The next few weeks, of what was a straightforward job, became a rocky steep climb. I might as well have been working for myself. I received no support. Actually, I now had an opponent who was also responsible for approving my work.
It was only then that I finally stopped to find myself.
I remembered that being peaceful, promoting peace and showing love is the reason I live. If I failed in this, that is my life purpose, it did not matter what became of the work. This irritation that I didn’t nip in the bud was leading me to ‘death’. Death for me is living out of purpose – tolerating internal disturbance, causing conflict and putting others down. My only acceptable choice is life.
Yes, she could have done things differently, but it did not mean a thing. A botched assignment could not change my great destiny. It would all be well. And with that change of mind, I regained my psychological footing.
Of course, the official did not know that I had spiritually recovered. She remained on the war path that I had curved out. In a terse email, she trashed tens of pages of the draft report with sweeping negative statements. Now the assignment was at stake. I had to confidentially request her manager to intervene so that the job did not collapse. In the meantime, no matter what happened, I knew I had to say sorry.

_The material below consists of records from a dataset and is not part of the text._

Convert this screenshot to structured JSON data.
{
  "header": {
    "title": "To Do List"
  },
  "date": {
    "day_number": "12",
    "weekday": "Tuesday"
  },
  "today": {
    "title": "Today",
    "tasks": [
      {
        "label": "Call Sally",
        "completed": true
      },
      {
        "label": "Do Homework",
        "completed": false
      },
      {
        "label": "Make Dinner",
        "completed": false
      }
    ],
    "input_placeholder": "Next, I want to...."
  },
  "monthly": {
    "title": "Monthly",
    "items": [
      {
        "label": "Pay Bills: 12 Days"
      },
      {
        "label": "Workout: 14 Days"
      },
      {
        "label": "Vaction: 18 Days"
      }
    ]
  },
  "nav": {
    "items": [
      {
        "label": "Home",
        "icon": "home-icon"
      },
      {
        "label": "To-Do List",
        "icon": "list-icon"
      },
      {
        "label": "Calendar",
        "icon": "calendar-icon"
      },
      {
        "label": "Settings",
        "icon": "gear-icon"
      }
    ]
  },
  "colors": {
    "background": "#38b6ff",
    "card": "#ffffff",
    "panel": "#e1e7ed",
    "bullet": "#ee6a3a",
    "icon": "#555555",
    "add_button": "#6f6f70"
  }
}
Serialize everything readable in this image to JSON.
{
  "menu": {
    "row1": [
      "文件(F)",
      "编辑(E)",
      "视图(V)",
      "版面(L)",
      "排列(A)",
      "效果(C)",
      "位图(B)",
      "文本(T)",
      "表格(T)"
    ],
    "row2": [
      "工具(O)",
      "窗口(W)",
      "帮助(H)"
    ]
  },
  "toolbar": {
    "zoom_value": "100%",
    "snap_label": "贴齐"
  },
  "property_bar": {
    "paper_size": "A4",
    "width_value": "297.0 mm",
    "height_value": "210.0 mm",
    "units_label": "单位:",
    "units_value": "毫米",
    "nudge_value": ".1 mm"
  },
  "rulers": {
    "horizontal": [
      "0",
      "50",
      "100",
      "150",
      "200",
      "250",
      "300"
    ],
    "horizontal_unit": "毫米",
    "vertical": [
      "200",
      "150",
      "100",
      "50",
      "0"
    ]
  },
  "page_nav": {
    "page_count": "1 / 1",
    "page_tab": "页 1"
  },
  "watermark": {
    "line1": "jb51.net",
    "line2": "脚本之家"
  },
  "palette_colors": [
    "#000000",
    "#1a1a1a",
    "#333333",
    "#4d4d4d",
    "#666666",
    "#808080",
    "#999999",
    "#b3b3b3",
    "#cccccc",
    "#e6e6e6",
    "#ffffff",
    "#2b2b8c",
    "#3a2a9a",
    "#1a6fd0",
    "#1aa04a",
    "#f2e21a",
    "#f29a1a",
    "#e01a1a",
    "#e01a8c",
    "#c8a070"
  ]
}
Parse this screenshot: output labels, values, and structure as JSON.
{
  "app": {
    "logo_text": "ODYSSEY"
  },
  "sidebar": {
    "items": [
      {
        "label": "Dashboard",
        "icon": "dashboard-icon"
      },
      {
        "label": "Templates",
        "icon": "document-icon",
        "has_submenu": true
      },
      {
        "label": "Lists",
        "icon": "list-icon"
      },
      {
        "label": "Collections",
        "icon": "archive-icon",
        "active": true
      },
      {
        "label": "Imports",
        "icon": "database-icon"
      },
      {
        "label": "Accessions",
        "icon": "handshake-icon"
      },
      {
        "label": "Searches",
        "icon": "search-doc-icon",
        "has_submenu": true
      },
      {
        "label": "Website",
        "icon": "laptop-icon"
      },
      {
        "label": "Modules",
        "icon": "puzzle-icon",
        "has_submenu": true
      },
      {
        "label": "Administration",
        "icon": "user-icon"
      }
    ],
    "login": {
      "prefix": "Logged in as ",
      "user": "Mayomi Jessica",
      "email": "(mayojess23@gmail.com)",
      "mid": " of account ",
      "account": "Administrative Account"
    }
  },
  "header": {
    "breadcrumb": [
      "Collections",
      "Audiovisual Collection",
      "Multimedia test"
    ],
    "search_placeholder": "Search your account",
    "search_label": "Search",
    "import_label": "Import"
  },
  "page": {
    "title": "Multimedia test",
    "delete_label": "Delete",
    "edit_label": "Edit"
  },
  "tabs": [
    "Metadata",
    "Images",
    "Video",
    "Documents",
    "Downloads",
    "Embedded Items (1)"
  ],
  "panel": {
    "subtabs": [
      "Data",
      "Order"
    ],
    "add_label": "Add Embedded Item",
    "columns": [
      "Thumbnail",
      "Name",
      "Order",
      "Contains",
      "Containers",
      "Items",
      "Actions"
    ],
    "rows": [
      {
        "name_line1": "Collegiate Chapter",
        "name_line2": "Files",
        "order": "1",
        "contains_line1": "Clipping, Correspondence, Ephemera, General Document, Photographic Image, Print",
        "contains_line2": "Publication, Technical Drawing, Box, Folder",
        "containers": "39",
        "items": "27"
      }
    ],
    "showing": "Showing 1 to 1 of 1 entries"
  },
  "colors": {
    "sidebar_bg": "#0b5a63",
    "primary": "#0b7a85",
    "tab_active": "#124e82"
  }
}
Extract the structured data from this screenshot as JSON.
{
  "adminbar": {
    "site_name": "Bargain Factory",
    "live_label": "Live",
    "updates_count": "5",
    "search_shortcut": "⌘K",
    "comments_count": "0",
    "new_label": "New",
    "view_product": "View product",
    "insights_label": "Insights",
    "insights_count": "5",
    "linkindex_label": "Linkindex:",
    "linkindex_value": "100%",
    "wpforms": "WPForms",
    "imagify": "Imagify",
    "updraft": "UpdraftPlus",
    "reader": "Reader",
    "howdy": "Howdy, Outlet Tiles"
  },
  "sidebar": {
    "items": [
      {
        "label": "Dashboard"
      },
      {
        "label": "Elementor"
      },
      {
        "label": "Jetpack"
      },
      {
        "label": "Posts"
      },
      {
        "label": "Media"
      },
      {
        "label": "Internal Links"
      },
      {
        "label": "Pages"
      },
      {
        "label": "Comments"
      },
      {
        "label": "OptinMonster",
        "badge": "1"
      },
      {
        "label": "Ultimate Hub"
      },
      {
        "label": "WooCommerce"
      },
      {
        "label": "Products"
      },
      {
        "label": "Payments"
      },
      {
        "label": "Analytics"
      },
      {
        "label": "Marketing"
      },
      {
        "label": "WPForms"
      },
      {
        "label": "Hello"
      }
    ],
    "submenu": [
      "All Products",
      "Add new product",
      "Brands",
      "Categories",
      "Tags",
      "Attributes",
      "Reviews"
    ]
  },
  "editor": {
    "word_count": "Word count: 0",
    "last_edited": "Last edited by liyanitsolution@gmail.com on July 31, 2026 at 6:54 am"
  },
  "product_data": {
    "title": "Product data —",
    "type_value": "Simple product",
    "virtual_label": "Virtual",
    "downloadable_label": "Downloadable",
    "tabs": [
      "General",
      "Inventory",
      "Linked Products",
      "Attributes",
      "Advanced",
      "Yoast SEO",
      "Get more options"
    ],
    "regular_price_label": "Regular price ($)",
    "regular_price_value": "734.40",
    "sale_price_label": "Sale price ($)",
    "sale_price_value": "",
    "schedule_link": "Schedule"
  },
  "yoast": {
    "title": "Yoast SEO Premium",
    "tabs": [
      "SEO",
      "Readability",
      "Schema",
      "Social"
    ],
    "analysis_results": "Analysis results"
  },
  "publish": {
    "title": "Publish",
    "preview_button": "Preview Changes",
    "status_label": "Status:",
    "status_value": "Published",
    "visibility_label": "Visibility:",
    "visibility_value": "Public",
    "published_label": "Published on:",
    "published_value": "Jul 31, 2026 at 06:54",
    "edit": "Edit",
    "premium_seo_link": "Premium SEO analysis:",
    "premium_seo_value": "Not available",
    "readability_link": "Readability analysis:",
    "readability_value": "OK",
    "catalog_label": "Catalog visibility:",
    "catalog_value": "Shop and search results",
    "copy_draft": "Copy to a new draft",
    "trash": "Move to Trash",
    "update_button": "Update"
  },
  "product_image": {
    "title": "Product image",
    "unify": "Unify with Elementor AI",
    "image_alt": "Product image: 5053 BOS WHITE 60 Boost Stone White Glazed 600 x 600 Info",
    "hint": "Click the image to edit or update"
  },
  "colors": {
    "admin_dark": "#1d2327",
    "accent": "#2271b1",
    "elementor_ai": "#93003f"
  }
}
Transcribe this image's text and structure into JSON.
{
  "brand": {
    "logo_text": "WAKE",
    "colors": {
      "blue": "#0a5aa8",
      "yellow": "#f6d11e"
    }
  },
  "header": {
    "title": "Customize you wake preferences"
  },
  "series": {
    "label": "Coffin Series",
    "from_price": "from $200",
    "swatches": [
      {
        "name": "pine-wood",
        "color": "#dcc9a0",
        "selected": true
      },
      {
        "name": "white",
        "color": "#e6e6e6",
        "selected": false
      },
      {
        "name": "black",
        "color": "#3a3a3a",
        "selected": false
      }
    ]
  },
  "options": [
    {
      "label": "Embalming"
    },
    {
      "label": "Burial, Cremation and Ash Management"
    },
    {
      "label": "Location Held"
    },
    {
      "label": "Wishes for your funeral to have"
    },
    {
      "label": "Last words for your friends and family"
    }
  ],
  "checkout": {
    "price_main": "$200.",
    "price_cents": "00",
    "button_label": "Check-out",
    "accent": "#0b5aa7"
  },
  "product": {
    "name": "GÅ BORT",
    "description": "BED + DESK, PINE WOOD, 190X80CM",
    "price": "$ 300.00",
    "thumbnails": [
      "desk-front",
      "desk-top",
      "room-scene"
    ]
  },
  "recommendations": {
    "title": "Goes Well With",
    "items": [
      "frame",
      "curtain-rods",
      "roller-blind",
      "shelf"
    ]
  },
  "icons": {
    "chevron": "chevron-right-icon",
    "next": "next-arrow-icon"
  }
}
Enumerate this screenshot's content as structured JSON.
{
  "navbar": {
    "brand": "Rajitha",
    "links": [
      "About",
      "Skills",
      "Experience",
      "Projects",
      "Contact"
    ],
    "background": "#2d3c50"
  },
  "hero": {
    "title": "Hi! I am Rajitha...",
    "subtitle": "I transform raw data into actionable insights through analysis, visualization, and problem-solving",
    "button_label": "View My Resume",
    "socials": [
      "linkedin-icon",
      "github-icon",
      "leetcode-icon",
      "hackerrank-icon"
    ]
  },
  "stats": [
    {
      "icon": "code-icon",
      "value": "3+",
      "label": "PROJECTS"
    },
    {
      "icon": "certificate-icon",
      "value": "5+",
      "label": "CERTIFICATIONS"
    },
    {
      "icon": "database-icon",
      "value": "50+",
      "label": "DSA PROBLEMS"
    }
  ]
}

When I next called her, I started with the apology. I took full responsibility for the turn of events. “I want to apologize”, I said. “I am sorry for talking to you in an irritated manner at the meeting. Speaking to you like that set the relationship off in a negative direction. This has made our collaboration a lot more difficult and I am sorry”.
She was stunned. She was not expecting an apology…”
This is an excerpt from my book ‘Journey Home: Finding Peace and Love’. It will be on Amazon in a few days.